This is the situation I found myself in while doing some maintenance on our code base: subscription emails, or any other emails for the matter, were sent out using one simple Mail Java class, that had everything hardcoded in it. Not good.

But we are using Glassfish, and this is good (well, it depends who you are asking, but in this case it is good as probably any other app-server out there). We can use Glassfish to handle our “mail session”, and inject the necessary values inside our class when needed, leaving us free from storing sensible data in our Java code.

Obviously this is all good in theory, in practice this works if your Java code is managed directly by your app-server, and our is not, since we do not need that. But do not despair, all is possible.

With non-managed code, you need to access the “context” of your Java application, where you have objects bound to an exclusive name.

So, lets make this work.

Creating a new JavaMail Session in Glassfish is very simple either through the admin interface, or via the command line. There are  two important aspects to keep in mind: whatever you need SSL enabled or not, and your JNDI name. Since we are using Gmail, and we want to use its SMTP server, we are going to use SSL for this. The other piece of information that has to be kept in mind, is the last value in the command line: that is the JNDI name, the one you will use in your code to retrieve the JavaMail session. The command line is very simple, you can find it on github.

Now you need to retrieve the JavaMail session from Glassfish, so that it is possible to use it in a MimeMessage Java object. Code to do that is again very simple, and you can find an example here on github.

So, all in all, the situation is now better: we do not store values in the code, and the code is a little bit more flexible and can handle different JavaMail sessions in order to send emails with different accounts. We started with one Java class that handled everything, now we have four classes and one interface, and all the values that need to be retrieved (JNDI names) are stored in a separate Java properties file. Since I was at that, I added attachments support to the email creation, you never know when it might comes handy. 😉

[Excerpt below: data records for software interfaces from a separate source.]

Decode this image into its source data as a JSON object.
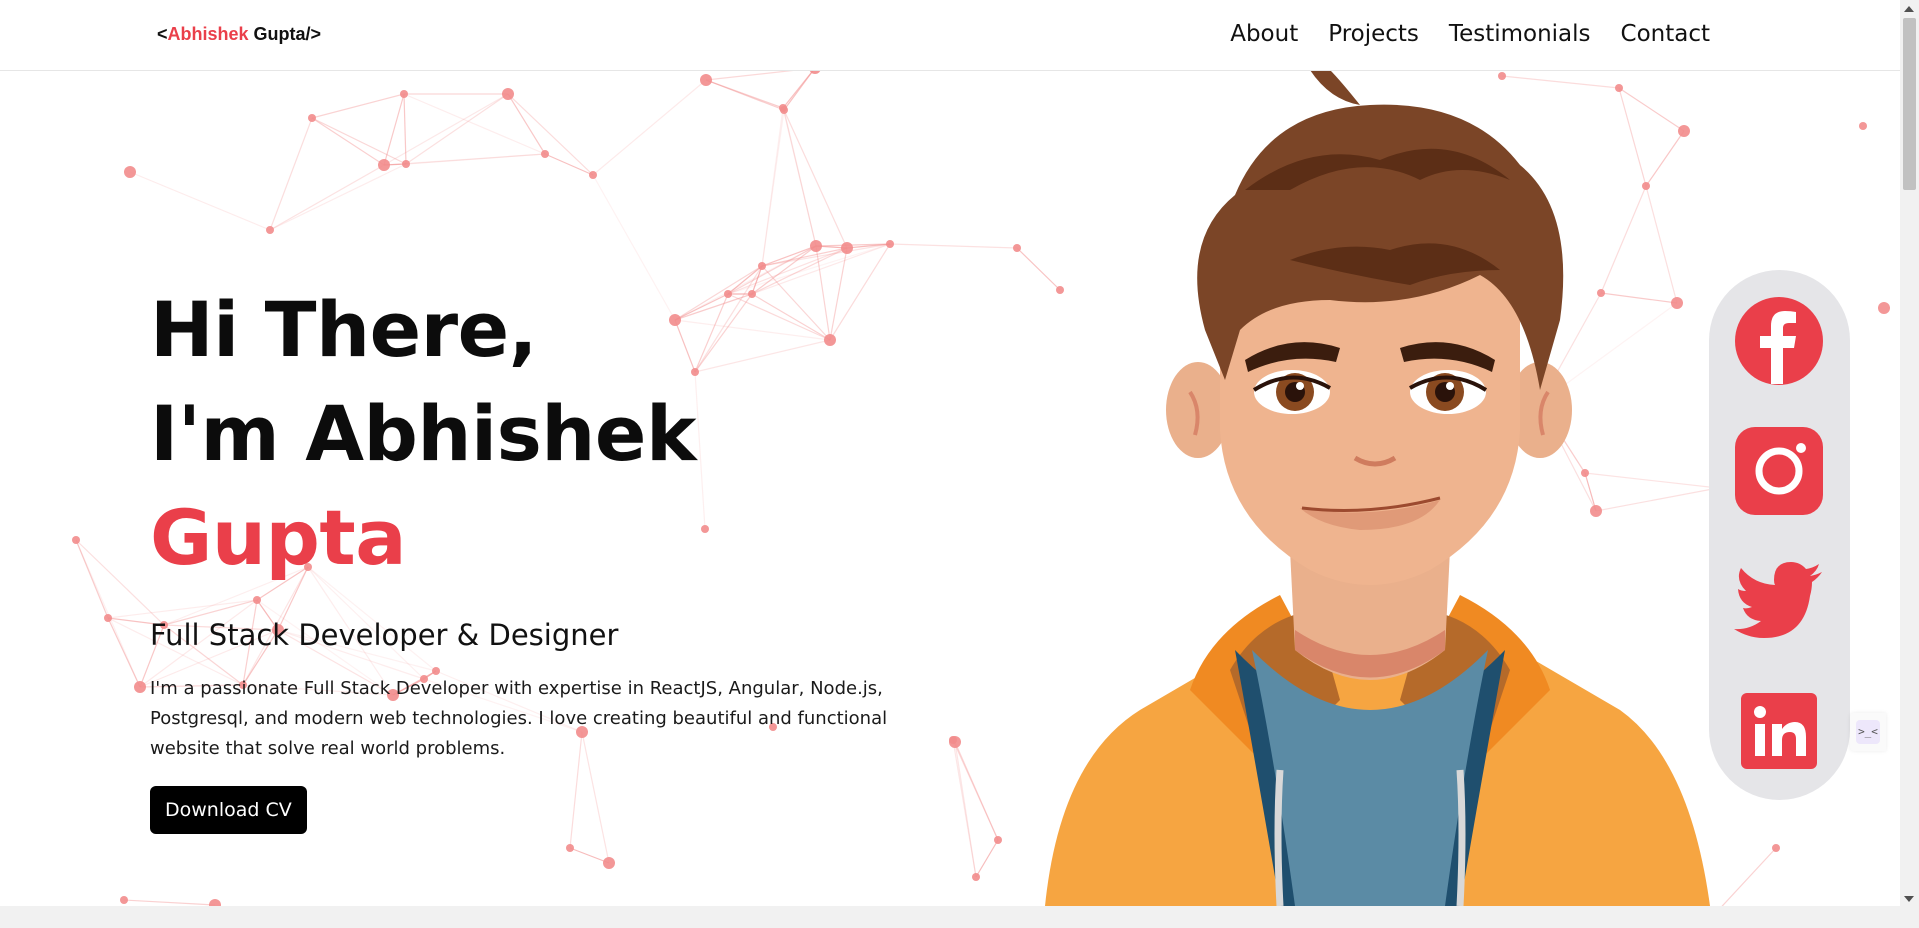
{
  "nav": {
    "logo_open": "<",
    "logo_first": "Abhishek",
    "logo_last": " Gupta/>",
    "links": [
      "About",
      "Projects",
      "Testimonials",
      "Contact"
    ]
  },
  "hero": {
    "greeting": "Hi There,",
    "intro": "I'm Abhishek ",
    "accent_name": "Gupta",
    "role": "Full Stack Developer & Designer",
    "bio": "I'm a passionate Full Stack Developer with expertise in ReactJS, Angular, Node.js, Postgresql, and modern web technologies. I love creating beautiful and functional website that solve real world problems.",
    "cta": "Download CV"
  },
  "social": [
    {
      "icon": "facebook-icon"
    },
    {
      "icon": "instagram-icon"
    },
    {
      "icon": "twitter-icon"
    },
    {
      "icon": "linkedin-icon"
    }
  ],
  "colors": {
    "accent": "#ea3f4a",
    "text": "#0c0c0c",
    "rail": "#e5e5e8",
    "network": "#f28c8c"
  }
}
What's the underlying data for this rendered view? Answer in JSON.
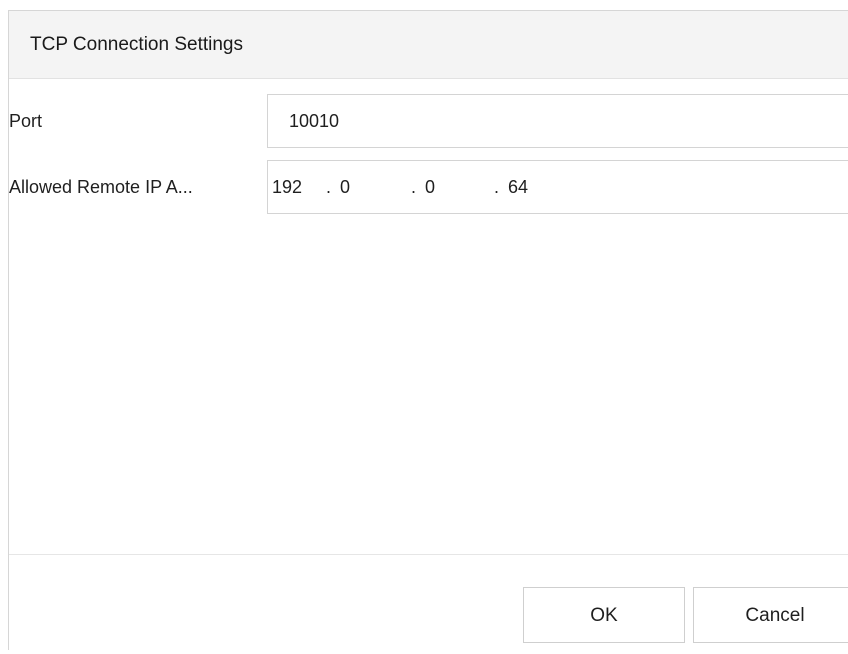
{
  "dialog": {
    "title": "TCP Connection Settings"
  },
  "form": {
    "port": {
      "label": "Port",
      "value": "10010"
    },
    "allowed_ip": {
      "label": "Allowed Remote IP A...",
      "segments": [
        "192",
        "0",
        "0",
        "64"
      ],
      "separator": "."
    }
  },
  "footer": {
    "ok_label": "OK",
    "cancel_label": "Cancel"
  }
}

Last step in this work: create HTML templates for sending nice email instead of boring black character emails, and handle internationalization and localization of the templates. Another funny task ahead. 🙂